■ **What you have to do**
Please output every record below exactly as written, leaving out any pictures.

======== Supplied data

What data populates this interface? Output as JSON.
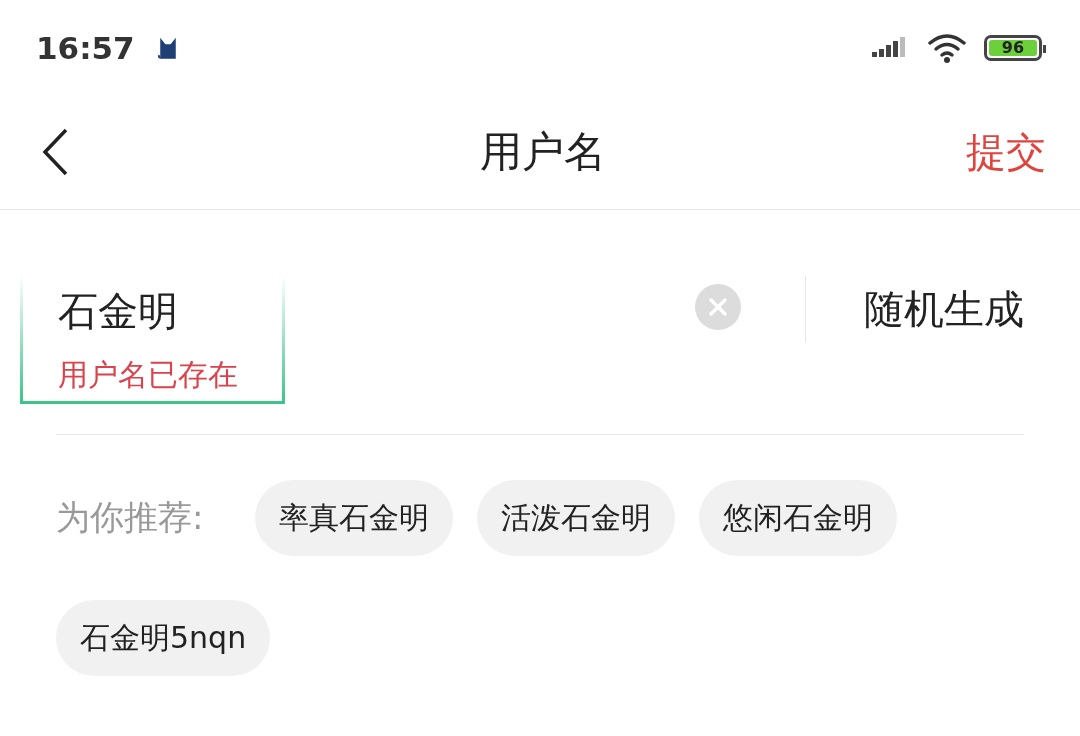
{
  "status_bar": {
    "time": "16:57",
    "battery": "96"
  },
  "header": {
    "title": "用户名",
    "submit": "提交"
  },
  "username_field": {
    "value": "石金明",
    "error": "用户名已存在",
    "random_button": "随机生成"
  },
  "recommendations": {
    "label": "为你推荐:",
    "chips": [
      {
        "label": "率真石金明"
      },
      {
        "label": "活泼石金明"
      },
      {
        "label": "悠闲石金明"
      },
      {
        "label": "石金明5nqn"
      }
    ]
  }
}
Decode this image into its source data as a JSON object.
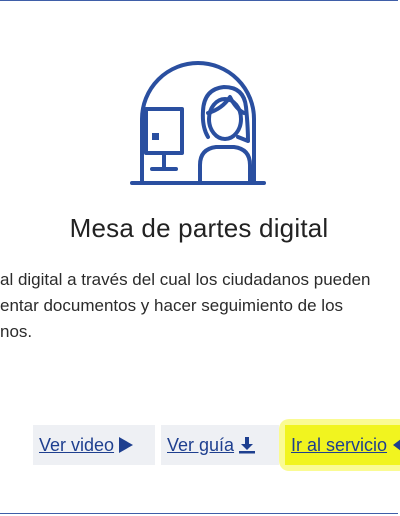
{
  "card": {
    "title": "Mesa de partes digital",
    "description_lines": [
      "al digital a través del cual los ciudadanos pueden",
      "entar documentos y hacer seguimiento de los",
      "nos."
    ]
  },
  "actions": {
    "video_label": "Ver video",
    "guide_label": "Ver guía",
    "service_label": "Ir al servicio"
  },
  "colors": {
    "accent": "#1e3f8f",
    "icon_stroke": "#2a4fa0",
    "highlight": "#f1f41f"
  },
  "icons": {
    "illustration": "person-at-desk-window-icon",
    "video": "play-icon",
    "guide": "download-icon",
    "service": "arrow-right-icon"
  }
}
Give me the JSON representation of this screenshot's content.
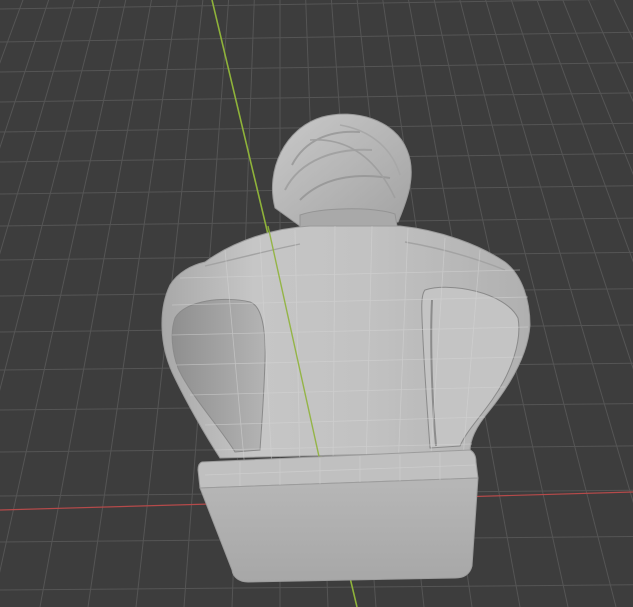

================

■ **Response to this exercise**
What data populates this interface? Output as JSON.
{
  "status_bar": {
    "time": "16:57",
    "battery": "96"
  },
  "header": {
    "title": "用户名",
    "submit": "提交"
  },
  "username_field": {
    "value": "石金明",
    "error": "用户名已存在",
    "random_button": "随机生成"
  },
  "recommendations": {
    "label": "为你推荐:",
    "chips": [
      {
        "label": "率真石金明"
      },
      {
        "label": "活泼石金明"
      },
      {
        "label": "悠闲石金明"
      },
      {
        "label": "石金明5nqn"
      }
    ]
  }
}
Decode this image into its source data as a JSON object.
{
  "card": {
    "title": "Mesa de partes digital",
    "description_lines": [
      "al digital a través del cual los ciudadanos pueden",
      "entar documentos y hacer seguimiento de los",
      "nos."
    ]
  },
  "actions": {
    "video_label": "Ver video",
    "guide_label": "Ver guía",
    "service_label": "Ir al servicio"
  },
  "colors": {
    "accent": "#1e3f8f",
    "icon_stroke": "#2a4fa0",
    "highlight": "#f1f41f"
  },
  "icons": {
    "illustration": "person-at-desk-window-icon",
    "video": "play-icon",
    "guide": "download-icon",
    "service": "arrow-right-icon"
  }
}
Give me the JSON representation of this screenshot's content.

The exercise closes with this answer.